As the Envestnet Advisor Summit gets underway today, CEO Jud Bergman kicked off the event with the big news that financial planning software and PFM provider FinanceLogix is being acquired in a deal reported at $32.5M of cash and stock, plus significant additional options to the upside. The news comes on the heels of Envestnet’s acquisition of robo-advisor-for-advisors Upside Advisor just a few months ago.
Relative to other recent deals like Fidelity’s acquisition of eMoney Advisor and the Northwestern Mutual purchase of LearnVest – both rumored to be bought for more than $250M each – the FinanceLogix deal is noticeably smaller, but given that the company may have only had 1/5th the market share of eMoney Advisor, seems reasonably in line and suggests that the acquisition interest in integrated financial planning and PFM software solutions remains strong. In fact, with the FinanceLogix purchase, there are virtually no remaining fully integrated planning-plus-PFM solutions available today… so expect to see the major players begin to acquire standalone PFM solutions and ‘manually’ integrate them instead as the buying frenzy continues.

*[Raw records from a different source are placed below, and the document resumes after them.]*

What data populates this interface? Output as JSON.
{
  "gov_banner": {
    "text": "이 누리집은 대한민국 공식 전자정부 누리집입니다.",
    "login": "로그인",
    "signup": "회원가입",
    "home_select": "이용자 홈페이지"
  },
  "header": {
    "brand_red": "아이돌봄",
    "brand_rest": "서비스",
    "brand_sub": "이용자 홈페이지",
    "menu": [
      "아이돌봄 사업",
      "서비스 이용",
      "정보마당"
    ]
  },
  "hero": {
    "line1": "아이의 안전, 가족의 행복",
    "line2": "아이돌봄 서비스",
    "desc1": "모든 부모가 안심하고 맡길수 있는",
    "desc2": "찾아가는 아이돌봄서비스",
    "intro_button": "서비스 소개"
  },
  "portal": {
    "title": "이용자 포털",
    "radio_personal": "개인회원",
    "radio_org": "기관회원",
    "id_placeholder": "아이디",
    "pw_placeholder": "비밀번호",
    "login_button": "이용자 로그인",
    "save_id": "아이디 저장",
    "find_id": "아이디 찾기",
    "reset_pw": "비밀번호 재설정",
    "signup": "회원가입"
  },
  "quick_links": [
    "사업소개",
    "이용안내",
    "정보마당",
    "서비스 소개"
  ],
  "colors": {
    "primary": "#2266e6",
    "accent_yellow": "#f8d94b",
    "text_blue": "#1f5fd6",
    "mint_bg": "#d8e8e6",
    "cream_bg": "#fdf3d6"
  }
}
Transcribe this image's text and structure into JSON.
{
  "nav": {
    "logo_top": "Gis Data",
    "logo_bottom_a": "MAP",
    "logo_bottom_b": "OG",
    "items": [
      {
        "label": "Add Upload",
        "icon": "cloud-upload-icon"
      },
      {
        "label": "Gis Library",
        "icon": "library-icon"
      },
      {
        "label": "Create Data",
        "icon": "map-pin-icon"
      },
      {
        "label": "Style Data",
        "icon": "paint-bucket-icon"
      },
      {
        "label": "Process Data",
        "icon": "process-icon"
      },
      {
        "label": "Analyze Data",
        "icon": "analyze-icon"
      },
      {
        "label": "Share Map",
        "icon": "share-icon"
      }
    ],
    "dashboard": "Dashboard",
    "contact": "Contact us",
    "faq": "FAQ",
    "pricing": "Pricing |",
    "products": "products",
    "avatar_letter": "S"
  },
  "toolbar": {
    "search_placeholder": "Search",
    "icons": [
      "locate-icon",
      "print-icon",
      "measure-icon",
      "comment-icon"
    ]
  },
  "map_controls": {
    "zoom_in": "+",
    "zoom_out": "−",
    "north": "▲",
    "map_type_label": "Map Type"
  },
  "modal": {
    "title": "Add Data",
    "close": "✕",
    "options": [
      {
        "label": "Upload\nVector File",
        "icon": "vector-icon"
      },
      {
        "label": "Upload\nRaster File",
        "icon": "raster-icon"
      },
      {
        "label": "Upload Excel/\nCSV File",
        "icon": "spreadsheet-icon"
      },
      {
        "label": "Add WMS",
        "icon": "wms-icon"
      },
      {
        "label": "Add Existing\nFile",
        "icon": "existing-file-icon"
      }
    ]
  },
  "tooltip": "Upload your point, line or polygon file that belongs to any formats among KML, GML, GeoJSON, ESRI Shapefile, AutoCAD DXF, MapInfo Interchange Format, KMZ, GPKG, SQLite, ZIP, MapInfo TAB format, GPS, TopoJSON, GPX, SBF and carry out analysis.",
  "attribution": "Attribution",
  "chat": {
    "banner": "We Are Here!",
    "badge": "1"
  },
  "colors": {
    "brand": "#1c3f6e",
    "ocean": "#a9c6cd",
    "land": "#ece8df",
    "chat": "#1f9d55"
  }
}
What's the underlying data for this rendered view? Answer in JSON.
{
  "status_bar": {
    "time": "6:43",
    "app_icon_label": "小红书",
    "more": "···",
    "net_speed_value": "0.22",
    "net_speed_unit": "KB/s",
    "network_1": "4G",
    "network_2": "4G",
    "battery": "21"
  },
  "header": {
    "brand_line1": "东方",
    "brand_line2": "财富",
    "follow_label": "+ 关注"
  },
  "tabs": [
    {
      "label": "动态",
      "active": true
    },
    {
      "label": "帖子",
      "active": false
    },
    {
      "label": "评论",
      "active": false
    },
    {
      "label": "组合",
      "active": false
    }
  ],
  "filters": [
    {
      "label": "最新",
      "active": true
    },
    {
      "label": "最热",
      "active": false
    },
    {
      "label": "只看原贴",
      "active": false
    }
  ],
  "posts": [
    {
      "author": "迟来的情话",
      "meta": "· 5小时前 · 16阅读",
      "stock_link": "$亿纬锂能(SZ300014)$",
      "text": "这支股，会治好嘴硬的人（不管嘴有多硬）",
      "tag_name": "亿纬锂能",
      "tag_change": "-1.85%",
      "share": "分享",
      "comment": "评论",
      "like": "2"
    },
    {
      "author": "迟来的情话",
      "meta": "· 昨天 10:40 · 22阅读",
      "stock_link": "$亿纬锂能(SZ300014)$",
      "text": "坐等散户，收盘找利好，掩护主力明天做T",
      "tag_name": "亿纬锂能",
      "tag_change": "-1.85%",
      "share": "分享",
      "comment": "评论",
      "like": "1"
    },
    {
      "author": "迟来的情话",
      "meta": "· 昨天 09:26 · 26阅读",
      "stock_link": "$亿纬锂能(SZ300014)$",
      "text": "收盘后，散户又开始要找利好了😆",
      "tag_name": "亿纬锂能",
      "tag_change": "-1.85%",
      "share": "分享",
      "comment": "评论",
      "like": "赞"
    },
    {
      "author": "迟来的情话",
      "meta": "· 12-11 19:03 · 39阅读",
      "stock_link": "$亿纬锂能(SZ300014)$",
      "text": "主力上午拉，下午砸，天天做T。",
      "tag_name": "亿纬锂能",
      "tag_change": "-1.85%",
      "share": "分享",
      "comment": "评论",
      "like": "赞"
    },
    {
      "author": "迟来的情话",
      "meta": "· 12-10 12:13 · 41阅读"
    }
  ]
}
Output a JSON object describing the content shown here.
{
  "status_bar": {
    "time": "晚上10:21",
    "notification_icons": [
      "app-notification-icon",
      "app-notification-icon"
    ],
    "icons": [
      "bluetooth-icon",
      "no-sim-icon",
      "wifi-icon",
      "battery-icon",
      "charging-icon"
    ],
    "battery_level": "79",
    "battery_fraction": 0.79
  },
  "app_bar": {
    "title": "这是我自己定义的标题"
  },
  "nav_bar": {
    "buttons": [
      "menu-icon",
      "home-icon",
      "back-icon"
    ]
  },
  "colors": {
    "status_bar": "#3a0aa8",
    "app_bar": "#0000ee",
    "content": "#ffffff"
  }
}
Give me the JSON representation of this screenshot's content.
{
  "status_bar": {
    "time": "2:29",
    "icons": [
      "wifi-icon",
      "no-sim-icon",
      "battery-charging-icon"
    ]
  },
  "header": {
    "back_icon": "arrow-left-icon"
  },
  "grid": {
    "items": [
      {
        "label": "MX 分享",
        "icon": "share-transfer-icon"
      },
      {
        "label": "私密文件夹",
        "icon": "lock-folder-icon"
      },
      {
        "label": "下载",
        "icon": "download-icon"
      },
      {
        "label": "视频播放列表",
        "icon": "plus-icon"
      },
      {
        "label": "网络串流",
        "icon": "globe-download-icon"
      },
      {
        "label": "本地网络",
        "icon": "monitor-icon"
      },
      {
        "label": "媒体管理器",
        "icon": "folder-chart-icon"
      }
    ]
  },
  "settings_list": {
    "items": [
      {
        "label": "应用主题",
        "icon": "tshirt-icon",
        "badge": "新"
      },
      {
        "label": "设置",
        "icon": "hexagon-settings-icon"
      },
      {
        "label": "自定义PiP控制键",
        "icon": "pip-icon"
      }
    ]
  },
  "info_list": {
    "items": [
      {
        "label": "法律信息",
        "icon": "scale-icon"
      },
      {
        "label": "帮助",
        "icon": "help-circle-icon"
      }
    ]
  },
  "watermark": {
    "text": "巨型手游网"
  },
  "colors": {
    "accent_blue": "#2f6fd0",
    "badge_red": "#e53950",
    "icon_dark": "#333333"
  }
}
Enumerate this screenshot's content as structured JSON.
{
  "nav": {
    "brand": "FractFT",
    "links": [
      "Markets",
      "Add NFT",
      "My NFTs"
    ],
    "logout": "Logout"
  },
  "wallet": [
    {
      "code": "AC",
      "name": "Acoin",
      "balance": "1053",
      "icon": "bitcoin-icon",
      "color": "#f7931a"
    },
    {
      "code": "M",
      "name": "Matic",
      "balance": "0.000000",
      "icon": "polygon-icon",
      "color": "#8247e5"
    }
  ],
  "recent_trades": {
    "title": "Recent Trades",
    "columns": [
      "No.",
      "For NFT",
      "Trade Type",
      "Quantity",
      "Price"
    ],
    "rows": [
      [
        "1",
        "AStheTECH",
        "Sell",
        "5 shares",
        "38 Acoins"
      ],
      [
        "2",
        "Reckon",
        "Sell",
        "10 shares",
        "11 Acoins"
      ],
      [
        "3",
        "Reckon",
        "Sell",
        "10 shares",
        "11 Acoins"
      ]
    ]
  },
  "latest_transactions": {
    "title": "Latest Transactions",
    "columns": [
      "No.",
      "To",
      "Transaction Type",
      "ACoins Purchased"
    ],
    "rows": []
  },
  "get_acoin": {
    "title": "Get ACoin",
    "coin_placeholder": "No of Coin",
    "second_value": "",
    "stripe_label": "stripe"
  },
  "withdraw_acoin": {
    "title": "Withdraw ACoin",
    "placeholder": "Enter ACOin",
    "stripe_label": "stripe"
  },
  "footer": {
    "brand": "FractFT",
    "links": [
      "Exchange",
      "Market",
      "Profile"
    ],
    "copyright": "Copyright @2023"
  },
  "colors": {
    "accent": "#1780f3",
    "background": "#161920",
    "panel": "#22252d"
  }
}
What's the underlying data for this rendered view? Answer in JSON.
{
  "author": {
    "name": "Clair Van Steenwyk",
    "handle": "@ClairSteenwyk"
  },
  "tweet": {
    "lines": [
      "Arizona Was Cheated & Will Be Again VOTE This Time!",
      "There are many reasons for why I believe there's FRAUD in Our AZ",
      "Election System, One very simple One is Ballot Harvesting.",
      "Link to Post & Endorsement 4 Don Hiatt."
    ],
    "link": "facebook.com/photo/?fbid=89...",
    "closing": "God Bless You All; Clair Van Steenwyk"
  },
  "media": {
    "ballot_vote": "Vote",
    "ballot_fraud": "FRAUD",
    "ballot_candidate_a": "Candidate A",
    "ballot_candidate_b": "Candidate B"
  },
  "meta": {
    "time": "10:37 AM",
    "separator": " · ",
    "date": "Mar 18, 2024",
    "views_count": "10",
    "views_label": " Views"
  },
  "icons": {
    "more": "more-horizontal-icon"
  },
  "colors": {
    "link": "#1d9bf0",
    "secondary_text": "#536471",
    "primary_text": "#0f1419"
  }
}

From the perspective of FinanceLogix, the Envestnet acquisition will give them significant resources to continue to build and iterate the software – which will remain available to existing and new standalone users, even as it is more fully integrated into the Envestnet Advisor Suite. And from the Envestnet perspective, the acquisition suggests that Envestnet is aiming to build the “Holy Grail” of advisor technology platforms, a fully integrated technology stack including CRM, portfolio accounting, and now financial planning software, integrated with a “robo”-style client-facing portal that includes PFM capabilities… and revealing that perhaps Envestnet is not positioning to someday become a competing custodian, but instead simply wants to take the high ground of advisor value-add and deliver the ultimate integrated technology platform of the future for advisors – one that can be used regardless of their underlying (and increasingly commoditized) custodian or broker-dealer relationship.